Argued October 25, 1892
Decided November 29, 1892
Delos McCurdy for appellant.
Lewis Sanders for respondent.
Under the will of James T. Soutter who died February 8, 1873, his son Robert Soutter took one-tenth part of the residue of his estate remaining after payment of debts. Under the will of Robert Soutter, the son, who died July 15, 1873, his wife, Charlotte Soutter, now the Duchesse D'Auxy, took his household furniture and one-half of his residuary estate, real and personal. The Duchesse D'Auxy thereafter became entitled on the death of her husband, under his will, to one-half of her husband's interest unadministered, in the estate of James T. Soutter.
The interest of the Duchesse D'Auxy was assignable. The instrument of August 17, 1887, executed by her to Cranston, purported to be an absolute assignment and transfer by her to Cranston of all her interest derived under the will of Robert Soutter, excepting her interest in the household furniture. But concurrently with its execution Cranston executed and delivered to the Duchesse D'Auxy a defeasance, reciting that she had sold and assigned at that date (Aug. 17, 1887) to him, her interest in the estate of Robert Soutter, and containing an agreement on his part, that out of the moneys realized from the sale of such interest, or from the settlement of any suits or actions (referred to in the assignment to him), he would first reserve $2,250, with interest and any expenses, and give the balance to her, together with all interest remaining undisposed of after his reimbursement.
There can be no doubt that the assignment to Cranston embraced whatever interest the Duchesse D'Auxy had in the undistributed share of Robert Soutter in the estate of his father under his will. This share was property owned by Robert Soutter at his death and passed under his will, and the Duchesse D'Auxy, as legatee thereunder, was entitled to one-half of his estate. Her assignment, therefore, to Cranston, of her interest under the will of her husband, Robert Soutter, passed whatever she would be entitled to receive out of any money due or payable to Robert Soutter's estate from the estate of his father, under the father's will.
The judgment in this action sets aside the release of March 26, 1889, executed by the Duchesse D'Auxy, individually and as administrator, with the will annexed, of Robert Soutter, to the executors of James T. Soutter's estate, on the ground that it was made in fraud of the rights of the plaintiff as assignee of Cranston, of which the executors of James T. Soutter had notice at the time the release was executed, and it being a conceded fact that the interest of the Duchesse D'Auxy in that estate, under the will of Robert Soutter, exceeded the sum of $2,250 at the time the release was executed, and that there was money sufficient to pay the sum in the hands of the executor of James T. Soutter, applicable to such payment, the judgment awarded the plaintiff this sum, with interest against such executors.
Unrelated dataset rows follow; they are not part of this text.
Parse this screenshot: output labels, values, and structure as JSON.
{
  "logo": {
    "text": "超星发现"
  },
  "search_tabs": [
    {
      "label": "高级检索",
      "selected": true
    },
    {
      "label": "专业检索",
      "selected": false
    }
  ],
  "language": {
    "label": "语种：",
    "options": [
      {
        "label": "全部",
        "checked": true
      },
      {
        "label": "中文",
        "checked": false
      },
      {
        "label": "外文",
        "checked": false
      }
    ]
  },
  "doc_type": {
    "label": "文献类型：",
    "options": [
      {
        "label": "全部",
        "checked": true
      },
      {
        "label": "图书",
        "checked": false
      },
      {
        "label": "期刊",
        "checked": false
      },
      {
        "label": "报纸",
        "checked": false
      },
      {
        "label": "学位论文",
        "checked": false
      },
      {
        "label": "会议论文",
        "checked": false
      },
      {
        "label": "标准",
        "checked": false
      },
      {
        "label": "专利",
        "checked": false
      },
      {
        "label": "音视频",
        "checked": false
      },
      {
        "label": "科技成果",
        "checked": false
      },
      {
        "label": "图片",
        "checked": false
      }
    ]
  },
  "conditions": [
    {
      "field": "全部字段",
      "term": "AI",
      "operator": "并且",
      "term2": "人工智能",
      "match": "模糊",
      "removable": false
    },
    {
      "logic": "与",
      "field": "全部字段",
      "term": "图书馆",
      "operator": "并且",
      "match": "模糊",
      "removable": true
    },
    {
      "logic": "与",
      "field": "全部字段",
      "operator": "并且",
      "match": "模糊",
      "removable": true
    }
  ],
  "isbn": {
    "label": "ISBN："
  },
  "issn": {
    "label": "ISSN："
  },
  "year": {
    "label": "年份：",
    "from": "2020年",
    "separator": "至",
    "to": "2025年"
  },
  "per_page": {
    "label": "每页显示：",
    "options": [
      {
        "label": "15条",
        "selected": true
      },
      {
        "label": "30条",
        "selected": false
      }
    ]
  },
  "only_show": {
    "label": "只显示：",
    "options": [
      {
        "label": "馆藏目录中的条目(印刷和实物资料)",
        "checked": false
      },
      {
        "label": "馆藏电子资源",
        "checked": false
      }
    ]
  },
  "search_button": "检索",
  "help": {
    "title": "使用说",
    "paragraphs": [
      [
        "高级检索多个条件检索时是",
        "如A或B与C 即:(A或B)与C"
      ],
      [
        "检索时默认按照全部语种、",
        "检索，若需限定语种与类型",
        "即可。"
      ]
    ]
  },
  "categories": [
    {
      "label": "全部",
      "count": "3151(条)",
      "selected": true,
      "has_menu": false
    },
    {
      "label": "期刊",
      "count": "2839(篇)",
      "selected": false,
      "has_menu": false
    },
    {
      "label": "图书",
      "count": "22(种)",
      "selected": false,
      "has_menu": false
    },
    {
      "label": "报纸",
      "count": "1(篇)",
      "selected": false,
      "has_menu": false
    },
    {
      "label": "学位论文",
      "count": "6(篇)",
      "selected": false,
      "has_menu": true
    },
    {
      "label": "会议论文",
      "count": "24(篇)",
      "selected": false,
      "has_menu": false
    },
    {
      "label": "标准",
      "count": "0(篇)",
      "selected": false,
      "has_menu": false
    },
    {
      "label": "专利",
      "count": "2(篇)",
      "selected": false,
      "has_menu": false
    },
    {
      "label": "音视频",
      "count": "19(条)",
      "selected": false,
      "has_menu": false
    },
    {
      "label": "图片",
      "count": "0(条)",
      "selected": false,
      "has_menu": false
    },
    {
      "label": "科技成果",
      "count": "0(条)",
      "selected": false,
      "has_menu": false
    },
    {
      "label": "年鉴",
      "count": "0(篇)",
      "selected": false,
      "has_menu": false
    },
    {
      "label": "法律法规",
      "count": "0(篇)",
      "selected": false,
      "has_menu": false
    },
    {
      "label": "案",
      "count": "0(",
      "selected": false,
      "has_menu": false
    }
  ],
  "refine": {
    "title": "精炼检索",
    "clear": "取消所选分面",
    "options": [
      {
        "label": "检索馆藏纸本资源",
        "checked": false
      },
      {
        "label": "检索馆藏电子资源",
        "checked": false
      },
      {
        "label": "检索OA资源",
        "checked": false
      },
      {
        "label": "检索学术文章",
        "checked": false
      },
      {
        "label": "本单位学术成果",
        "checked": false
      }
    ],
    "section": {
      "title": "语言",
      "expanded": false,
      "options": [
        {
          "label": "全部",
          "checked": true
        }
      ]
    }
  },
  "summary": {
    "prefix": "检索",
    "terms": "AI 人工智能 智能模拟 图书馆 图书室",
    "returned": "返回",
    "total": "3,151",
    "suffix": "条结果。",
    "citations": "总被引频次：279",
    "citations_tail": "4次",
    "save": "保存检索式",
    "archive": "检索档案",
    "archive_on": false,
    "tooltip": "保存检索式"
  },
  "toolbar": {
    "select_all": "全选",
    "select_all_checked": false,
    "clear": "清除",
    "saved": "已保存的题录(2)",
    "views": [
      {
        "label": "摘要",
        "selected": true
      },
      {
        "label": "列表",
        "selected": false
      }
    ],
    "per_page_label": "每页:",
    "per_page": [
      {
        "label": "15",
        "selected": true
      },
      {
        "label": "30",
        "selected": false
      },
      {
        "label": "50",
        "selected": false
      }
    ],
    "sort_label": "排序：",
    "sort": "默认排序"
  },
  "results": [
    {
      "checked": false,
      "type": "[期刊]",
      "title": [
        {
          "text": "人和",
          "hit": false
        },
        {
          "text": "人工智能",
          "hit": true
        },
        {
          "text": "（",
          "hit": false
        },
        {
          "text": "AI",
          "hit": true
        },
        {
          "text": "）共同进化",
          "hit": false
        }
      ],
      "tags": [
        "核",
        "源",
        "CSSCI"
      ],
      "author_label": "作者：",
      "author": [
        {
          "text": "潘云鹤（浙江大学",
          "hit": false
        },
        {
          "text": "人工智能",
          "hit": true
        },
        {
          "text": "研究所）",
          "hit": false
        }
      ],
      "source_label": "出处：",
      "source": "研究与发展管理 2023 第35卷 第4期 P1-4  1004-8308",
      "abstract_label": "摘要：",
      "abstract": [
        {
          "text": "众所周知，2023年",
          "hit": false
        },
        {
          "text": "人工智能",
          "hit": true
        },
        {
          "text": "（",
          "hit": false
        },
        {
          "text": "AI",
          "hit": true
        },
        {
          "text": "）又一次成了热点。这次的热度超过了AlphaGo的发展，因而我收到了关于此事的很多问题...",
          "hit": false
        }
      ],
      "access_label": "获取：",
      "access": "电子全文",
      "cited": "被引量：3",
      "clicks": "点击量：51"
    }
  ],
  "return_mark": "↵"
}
The plaintiff has appealed from the judgment, claiming that his recovery was improperly limited to this amount, for the reason, as he asserts, that he stood as the purchaser from Cranston of the entire estate which the Duchesse D'Auxy had in the estate of her husband, and not as mere assignee of Cranston's claim of $2,250.
There can be no doubt of the proposition that under an instrument which is in legal effect a mortgage, a power may be vested in the mortgagee to sell and convey an absolute title to the mortgaged property. But assuming that Cranston might under the instrument of August 17, 1887, have made an absolute disposition of the Duchesse D'Auxy's whole interest in the estate of her husband, he did not attempt to make such a disposition. What he did do was to substitute Amend, his immediate assignee, in his place, and Amend in turn transferred his interest to the plaintiff. Cranston's assignment to Amend was of all his "right, title and interest in and to the bill of sale and defeasance annexed," and Amend's assignment to the plaintiff was of the interest he had acquired from Cranston. Payment to Cranston before his assignment of $2,250 and interest, and any expenses, would have satisfied all claims he had, and would have operated to revest in the Duchesse D'Auxy her original right, discharged of the assignment. Payment to Amend or to the plaintiff of the same sum would have fully satisfied any claim they had. There is no doubt, we think, that the appeal of the plaintiff is not well taken. The question of attorney's lien is not raised by any finding and exception.
The defendant's appeal is answered by what has been said as to the sufficiency of the instrument of August 17, 1887, to pass any interest which might come to the Duchesse D'Auxy on the settlement of the claim of the estate of Robert Soutter against the estate of his father, and by the fact that it does appear, or may reasonably be inferred, that except as to this claim the estate of Robert Soutter has been distributed, and that the plaintiff has no available remedy, except through an accounting of the estates.
The judgment should be affirmed, but without costs to either party.